Supplied records |
>>>>
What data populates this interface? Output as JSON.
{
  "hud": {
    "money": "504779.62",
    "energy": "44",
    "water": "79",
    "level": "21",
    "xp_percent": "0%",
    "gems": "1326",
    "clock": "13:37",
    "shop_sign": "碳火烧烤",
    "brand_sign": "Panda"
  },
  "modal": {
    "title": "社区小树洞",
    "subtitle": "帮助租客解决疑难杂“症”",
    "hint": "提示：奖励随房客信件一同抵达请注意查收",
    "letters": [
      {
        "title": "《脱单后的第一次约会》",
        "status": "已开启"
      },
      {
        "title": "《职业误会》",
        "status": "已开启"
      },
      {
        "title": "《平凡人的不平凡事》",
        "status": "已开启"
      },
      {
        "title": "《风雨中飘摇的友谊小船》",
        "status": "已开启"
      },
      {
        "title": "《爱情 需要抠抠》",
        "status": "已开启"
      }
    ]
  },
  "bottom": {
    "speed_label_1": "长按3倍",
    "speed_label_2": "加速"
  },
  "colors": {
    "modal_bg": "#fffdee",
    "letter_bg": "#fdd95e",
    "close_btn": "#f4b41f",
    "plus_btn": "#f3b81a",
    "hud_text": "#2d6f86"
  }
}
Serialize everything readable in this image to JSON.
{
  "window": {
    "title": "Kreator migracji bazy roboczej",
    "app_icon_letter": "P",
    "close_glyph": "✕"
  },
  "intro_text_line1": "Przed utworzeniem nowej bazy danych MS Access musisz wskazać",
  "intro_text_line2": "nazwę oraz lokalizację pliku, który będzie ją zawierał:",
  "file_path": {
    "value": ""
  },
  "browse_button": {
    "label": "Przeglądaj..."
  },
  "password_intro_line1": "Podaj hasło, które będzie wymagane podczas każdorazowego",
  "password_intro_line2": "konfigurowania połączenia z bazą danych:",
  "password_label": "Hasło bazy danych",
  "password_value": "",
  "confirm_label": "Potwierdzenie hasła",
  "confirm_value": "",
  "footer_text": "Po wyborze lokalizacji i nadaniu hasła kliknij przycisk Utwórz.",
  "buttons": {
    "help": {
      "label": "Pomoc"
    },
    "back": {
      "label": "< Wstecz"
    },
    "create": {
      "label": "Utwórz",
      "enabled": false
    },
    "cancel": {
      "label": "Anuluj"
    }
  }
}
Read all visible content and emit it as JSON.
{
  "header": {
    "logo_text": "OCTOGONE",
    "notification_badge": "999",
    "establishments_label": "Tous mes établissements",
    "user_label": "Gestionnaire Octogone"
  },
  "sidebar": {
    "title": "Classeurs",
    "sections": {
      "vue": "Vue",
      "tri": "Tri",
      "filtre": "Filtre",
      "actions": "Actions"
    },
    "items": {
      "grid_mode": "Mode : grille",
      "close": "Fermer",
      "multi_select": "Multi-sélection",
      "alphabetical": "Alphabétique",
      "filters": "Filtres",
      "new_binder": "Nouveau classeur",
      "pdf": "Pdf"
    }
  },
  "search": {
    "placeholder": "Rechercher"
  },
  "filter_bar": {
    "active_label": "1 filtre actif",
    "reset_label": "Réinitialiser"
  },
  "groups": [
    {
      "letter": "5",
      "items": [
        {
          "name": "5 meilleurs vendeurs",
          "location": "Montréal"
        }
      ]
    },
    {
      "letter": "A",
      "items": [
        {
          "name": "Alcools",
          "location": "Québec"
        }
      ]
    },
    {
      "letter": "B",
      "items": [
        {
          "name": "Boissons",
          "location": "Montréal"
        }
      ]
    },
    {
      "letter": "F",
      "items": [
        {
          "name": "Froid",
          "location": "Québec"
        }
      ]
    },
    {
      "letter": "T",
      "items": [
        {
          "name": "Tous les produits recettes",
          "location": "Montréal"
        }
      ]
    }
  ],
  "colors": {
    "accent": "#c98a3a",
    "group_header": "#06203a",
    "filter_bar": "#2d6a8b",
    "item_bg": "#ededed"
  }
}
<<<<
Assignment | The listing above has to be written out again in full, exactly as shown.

Response to this task |
What data populates this interface? Output as JSON.
{
  "hud": {
    "money": "504779.62",
    "energy": "44",
    "water": "79",
    "level": "21",
    "xp_percent": "0%",
    "gems": "1326",
    "clock": "13:37",
    "shop_sign": "碳火烧烤",
    "brand_sign": "Panda"
  },
  "modal": {
    "title": "社区小树洞",
    "subtitle": "帮助租客解决疑难杂“症”",
    "hint": "提示：奖励随房客信件一同抵达请注意查收",
    "letters": [
      {
        "title": "《脱单后的第一次约会》",
        "status": "已开启"
      },
      {
        "title": "《职业误会》",
        "status": "已开启"
      },
      {
        "title": "《平凡人的不平凡事》",
        "status": "已开启"
      },
      {
        "title": "《风雨中飘摇的友谊小船》",
        "status": "已开启"
      },
      {
        "title": "《爱情 需要抠抠》",
        "status": "已开启"
      }
    ]
  },
  "bottom": {
    "speed_label_1": "长按3倍",
    "speed_label_2": "加速"
  },
  "colors": {
    "modal_bg": "#fffdee",
    "letter_bg": "#fdd95e",
    "close_btn": "#f4b41f",
    "plus_btn": "#f3b81a",
    "hud_text": "#2d6f86"
  }
}
Serialize everything readable in this image to JSON.
{
  "window": {
    "title": "Kreator migracji bazy roboczej",
    "app_icon_letter": "P",
    "close_glyph": "✕"
  },
  "intro_text_line1": "Przed utworzeniem nowej bazy danych MS Access musisz wskazać",
  "intro_text_line2": "nazwę oraz lokalizację pliku, który będzie ją zawierał:",
  "file_path": {
    "value": ""
  },
  "browse_button": {
    "label": "Przeglądaj..."
  },
  "password_intro_line1": "Podaj hasło, które będzie wymagane podczas każdorazowego",
  "password_intro_line2": "konfigurowania połączenia z bazą danych:",
  "password_label": "Hasło bazy danych",
  "password_value": "",
  "confirm_label": "Potwierdzenie hasła",
  "confirm_value": "",
  "footer_text": "Po wyborze lokalizacji i nadaniu hasła kliknij przycisk Utwórz.",
  "buttons": {
    "help": {
      "label": "Pomoc"
    },
    "back": {
      "label": "< Wstecz"
    },
    "create": {
      "label": "Utwórz",
      "enabled": false
    },
    "cancel": {
      "label": "Anuluj"
    }
  }
}
Read all visible content and emit it as JSON.
{
  "header": {
    "logo_text": "OCTOGONE",
    "notification_badge": "999",
    "establishments_label": "Tous mes établissements",
    "user_label": "Gestionnaire Octogone"
  },
  "sidebar": {
    "title": "Classeurs",
    "sections": {
      "vue": "Vue",
      "tri": "Tri",
      "filtre": "Filtre",
      "actions": "Actions"
    },
    "items": {
      "grid_mode": "Mode : grille",
      "close": "Fermer",
      "multi_select": "Multi-sélection",
      "alphabetical": "Alphabétique",
      "filters": "Filtres",
      "new_binder": "Nouveau classeur",
      "pdf": "Pdf"
    }
  },
  "search": {
    "placeholder": "Rechercher"
  },
  "filter_bar": {
    "active_label": "1 filtre actif",
    "reset_label": "Réinitialiser"
  },
  "groups": [
    {
      "letter": "5",
      "items": [
        {
          "name": "5 meilleurs vendeurs",
          "location": "Montréal"
        }
      ]
    },
    {
      "letter": "A",
      "items": [
        {
          "name": "Alcools",
          "location": "Québec"
        }
      ]
    },
    {
      "letter": "B",
      "items": [
        {
          "name": "Boissons",
          "location": "Montréal"
        }
      ]
    },
    {
      "letter": "F",
      "items": [
        {
          "name": "Froid",
          "location": "Québec"
        }
      ]
    },
    {
      "letter": "T",
      "items": [
        {
          "name": "Tous les produits recettes",
          "location": "Montréal"
        }
      ]
    }
  ],
  "colors": {
    "accent": "#c98a3a",
    "group_header": "#06203a",
    "filter_bar": "#2d6a8b",
    "item_bg": "#ededed"
  }
}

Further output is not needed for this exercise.